Start of INPUT DATA
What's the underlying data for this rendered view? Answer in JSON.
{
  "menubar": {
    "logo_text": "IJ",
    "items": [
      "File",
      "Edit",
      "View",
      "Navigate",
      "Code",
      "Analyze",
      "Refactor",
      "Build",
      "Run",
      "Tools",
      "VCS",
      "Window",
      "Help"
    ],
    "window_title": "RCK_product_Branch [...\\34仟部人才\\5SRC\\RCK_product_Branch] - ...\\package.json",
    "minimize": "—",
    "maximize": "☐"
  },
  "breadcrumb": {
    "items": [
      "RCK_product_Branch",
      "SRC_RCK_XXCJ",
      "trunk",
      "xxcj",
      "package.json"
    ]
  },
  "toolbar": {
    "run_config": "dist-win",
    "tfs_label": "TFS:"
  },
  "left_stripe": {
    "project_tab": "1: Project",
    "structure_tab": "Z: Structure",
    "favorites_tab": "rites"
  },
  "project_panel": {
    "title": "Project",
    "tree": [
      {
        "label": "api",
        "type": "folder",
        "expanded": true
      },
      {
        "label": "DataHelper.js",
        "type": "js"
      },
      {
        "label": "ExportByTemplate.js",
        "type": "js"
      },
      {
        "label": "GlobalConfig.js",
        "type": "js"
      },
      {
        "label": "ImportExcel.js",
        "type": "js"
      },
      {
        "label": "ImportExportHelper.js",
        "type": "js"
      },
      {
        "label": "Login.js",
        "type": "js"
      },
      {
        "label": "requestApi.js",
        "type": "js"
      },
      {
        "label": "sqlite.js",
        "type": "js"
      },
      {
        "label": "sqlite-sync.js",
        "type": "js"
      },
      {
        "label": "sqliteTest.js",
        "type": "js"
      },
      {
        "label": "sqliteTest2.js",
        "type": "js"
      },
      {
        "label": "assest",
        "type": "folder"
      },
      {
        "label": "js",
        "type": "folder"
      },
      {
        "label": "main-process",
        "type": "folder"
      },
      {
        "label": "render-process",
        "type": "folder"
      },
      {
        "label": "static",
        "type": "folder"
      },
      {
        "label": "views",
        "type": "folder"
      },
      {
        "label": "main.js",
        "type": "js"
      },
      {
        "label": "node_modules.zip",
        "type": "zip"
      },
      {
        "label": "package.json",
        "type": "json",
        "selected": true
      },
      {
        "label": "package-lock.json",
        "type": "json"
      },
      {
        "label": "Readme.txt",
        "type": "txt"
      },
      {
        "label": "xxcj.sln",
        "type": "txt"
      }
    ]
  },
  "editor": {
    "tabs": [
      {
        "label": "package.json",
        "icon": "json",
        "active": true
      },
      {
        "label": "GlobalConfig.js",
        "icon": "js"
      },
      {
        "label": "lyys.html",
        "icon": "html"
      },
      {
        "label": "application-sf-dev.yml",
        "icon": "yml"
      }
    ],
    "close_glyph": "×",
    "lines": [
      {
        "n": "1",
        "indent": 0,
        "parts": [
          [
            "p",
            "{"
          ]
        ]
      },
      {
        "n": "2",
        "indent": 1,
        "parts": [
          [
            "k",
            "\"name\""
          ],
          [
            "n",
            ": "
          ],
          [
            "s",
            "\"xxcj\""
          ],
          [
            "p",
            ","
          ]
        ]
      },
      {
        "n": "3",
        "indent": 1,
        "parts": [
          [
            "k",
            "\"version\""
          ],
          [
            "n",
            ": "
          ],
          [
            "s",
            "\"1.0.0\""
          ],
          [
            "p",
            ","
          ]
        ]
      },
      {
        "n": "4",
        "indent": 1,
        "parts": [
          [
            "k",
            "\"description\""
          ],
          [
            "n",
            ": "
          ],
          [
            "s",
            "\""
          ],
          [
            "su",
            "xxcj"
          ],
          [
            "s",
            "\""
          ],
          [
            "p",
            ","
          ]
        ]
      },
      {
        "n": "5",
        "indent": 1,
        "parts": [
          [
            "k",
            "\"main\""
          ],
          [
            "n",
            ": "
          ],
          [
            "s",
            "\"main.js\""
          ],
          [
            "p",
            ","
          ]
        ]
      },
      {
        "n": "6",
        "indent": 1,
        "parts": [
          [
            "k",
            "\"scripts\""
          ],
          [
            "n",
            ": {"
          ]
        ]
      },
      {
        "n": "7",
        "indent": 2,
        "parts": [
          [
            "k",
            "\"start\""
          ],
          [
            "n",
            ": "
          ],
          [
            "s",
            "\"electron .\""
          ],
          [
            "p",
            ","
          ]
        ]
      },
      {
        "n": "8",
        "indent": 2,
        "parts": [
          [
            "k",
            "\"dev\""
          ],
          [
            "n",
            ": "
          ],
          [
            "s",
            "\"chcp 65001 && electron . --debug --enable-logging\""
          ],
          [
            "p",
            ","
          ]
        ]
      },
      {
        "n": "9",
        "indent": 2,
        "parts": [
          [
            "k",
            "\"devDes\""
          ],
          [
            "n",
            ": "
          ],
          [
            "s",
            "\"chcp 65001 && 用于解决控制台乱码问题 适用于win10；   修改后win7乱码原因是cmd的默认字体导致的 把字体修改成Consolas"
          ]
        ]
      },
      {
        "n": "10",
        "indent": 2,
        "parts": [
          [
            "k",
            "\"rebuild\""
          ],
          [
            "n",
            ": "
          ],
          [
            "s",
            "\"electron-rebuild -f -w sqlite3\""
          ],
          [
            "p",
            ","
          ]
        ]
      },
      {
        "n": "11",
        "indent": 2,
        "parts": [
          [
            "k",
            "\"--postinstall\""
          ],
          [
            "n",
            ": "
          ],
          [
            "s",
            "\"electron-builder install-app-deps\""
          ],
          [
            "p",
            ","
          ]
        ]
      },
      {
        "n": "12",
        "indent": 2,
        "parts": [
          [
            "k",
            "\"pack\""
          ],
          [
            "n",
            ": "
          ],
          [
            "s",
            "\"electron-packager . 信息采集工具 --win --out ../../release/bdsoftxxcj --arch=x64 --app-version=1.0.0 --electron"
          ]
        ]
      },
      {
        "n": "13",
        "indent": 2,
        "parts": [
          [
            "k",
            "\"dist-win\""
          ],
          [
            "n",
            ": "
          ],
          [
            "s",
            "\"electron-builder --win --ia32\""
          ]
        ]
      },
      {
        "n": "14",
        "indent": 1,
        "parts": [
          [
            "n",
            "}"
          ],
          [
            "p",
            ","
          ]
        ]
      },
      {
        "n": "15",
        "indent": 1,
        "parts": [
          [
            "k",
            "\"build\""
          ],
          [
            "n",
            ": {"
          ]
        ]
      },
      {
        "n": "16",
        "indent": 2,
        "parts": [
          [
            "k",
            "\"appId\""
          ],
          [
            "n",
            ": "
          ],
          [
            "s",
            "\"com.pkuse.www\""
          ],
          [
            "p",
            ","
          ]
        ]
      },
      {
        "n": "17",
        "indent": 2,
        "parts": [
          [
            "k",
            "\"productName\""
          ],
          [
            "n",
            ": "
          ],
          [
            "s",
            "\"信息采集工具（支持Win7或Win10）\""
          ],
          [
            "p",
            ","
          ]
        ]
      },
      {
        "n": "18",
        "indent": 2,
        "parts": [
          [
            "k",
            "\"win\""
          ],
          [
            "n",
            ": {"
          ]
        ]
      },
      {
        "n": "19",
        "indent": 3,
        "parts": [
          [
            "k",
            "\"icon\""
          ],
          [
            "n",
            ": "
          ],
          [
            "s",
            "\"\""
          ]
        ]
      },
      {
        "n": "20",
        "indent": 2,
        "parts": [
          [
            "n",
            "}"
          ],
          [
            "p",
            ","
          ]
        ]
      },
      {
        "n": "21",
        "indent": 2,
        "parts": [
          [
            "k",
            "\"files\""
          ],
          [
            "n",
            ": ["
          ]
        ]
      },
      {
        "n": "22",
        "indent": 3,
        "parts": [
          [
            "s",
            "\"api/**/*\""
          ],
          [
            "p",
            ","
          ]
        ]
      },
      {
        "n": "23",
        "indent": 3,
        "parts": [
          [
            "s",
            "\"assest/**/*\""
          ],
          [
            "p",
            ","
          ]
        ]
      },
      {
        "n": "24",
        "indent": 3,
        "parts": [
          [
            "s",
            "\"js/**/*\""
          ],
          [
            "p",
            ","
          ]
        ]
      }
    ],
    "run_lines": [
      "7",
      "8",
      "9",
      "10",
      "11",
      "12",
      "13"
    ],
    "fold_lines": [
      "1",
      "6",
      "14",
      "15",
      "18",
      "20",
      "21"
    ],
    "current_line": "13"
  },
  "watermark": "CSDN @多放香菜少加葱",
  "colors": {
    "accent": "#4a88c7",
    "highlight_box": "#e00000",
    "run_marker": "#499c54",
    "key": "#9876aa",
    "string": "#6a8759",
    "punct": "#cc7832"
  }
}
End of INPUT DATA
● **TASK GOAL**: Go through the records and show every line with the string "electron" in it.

● **SOLUTION BELOW**:
            "\"electron .\""
            "\"chcp 65001 && electron . --debug --enable-logging\""
            "\"electron-rebuild -f -w sqlite3\""
            "\"electron-builder install-app-deps\""
            "\"electron-packager . 信息采集工具 --win --out ../../release/bdsoftxxcj --arch=x64 --app-version=1.0.0 --electron"
            "\"electron-builder --win --ia32\""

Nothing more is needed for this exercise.